Myanmar is planning to modify the Po-Kyar elephant sanctuary into one of the attractive tourist sites of the country to boost tourism, the local Biweekly Eleven journal reported Thursday.

 

The Po-kyar elephant sanctuary lies at a location in Bago division, 346 kilometers north of Yangon.

 

The Po-Kyar zone is accommodating 86 elephants of different ages ranging from 1 year old to 68 years old as well as various kinds of rare bird species, 100-year-old trees and wild butterflies, the report said.

 

Myanmar has taken measures for elephant conservation by restricting the catching of such animals in the country's Bago Yoma mountain range in the central part where most of the elephants take sanctuary.

 

In order to prevent elephants from extinction in the country, the Myanmar forestry authorities allowed the catching of the wild elephants in the mountain range's Hlegu area only once in three years, prescribing the ratio of the elephants caught to be handed over to the authorities, according to other local reports.

 

Wildlife keepers in Myanmar have also warned against the tendency of move of sanctuary of wild elephants from deep mountain ranges in western Rakhine state to agricultural fields as elephant feed was running short there last year.

 

Such wild elephants were being found shifting from the May Yu mountain range bordering Bangladesh to agricultural farms with crop plantations of local farmers and destroying the plantations for the sake of feed, forestry officials said, calling on the farmers to take measures to prevent the crop plantations from being spoiled out of the wildlife's move.

 

The officials attributed the tendency of the elephants to the extinction of bamboo plantation in the Rakhine Yoma natural bamboo forest which the elephants depend on for their feed.

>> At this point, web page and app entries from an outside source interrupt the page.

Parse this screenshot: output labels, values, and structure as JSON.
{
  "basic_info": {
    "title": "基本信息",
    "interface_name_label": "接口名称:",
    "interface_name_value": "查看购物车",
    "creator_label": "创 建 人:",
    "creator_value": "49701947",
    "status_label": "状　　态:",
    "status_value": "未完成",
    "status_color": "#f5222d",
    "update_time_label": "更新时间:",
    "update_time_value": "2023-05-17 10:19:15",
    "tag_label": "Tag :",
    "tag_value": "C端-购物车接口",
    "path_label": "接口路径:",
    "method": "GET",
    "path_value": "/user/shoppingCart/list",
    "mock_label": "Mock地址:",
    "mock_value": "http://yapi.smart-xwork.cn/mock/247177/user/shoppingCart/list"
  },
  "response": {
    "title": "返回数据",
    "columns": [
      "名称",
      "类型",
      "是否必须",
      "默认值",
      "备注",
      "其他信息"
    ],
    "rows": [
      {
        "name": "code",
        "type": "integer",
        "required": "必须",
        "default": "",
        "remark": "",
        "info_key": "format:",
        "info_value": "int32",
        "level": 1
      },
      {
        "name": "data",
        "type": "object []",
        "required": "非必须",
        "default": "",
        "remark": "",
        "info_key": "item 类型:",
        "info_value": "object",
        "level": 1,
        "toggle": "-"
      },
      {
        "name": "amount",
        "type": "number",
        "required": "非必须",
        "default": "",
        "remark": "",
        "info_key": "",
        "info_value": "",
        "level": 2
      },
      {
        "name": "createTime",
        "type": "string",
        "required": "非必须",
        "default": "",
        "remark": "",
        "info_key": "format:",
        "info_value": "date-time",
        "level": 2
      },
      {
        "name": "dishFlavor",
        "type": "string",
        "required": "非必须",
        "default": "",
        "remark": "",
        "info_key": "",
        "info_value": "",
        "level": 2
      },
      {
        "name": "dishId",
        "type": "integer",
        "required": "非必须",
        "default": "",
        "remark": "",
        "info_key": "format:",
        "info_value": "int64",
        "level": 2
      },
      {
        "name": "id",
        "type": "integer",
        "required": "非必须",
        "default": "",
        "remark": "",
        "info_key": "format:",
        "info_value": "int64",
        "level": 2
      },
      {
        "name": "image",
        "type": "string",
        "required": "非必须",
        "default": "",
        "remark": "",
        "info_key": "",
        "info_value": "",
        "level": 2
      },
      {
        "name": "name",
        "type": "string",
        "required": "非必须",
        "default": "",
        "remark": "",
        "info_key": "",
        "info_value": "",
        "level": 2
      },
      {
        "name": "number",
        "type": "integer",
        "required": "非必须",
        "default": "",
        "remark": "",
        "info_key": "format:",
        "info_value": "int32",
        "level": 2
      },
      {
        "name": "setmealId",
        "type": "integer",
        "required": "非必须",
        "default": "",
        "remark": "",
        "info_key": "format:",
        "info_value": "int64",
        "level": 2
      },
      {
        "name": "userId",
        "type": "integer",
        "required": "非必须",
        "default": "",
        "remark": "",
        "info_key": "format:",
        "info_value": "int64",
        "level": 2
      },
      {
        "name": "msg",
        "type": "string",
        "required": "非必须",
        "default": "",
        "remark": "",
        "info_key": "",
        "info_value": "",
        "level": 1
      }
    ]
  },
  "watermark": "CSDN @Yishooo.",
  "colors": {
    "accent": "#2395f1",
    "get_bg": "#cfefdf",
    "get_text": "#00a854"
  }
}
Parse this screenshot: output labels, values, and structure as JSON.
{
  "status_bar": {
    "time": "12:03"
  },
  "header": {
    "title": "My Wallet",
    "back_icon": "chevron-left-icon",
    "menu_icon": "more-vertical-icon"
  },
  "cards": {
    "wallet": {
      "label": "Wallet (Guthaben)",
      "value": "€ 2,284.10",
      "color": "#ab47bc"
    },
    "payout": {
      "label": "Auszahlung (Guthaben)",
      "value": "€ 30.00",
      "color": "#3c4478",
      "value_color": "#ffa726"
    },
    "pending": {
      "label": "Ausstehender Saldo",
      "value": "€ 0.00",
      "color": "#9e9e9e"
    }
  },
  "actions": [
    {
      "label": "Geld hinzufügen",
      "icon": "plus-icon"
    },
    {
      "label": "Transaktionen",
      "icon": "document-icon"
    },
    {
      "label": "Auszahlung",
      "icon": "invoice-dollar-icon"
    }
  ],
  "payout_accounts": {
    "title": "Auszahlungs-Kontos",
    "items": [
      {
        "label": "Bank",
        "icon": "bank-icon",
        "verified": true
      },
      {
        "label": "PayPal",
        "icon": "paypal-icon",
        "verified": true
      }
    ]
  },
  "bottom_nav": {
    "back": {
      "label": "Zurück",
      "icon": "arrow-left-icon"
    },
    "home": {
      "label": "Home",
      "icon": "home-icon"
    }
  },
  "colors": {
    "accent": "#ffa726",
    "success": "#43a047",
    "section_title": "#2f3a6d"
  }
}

Similarly, in the wake of tiger extinction threat, Myanmar wildlife police and forest rangers have also planned to step up combating wildlife trade and crimes in the tiger reserve and special training programs have been introduced jointly by the Myanmar forest ministry and the Wildlife Conservation Society (WCS).

 

With only 150 tigers reportedly still alive in Myanmar's tiger reserve, tiger conservation is being undertaken in Hukaung Valley, the geographical condition of which creates a suitable place for survival of the tigers.

 

The Hukuang Tiger Reserve in Myanmar's northernmost Kachin state, which was established in 2004, covers an area of about 22,000 square kilometers, and is claimed to be the largest of its kind in the world.

 

(Xinhua News Agency January 9, 2009)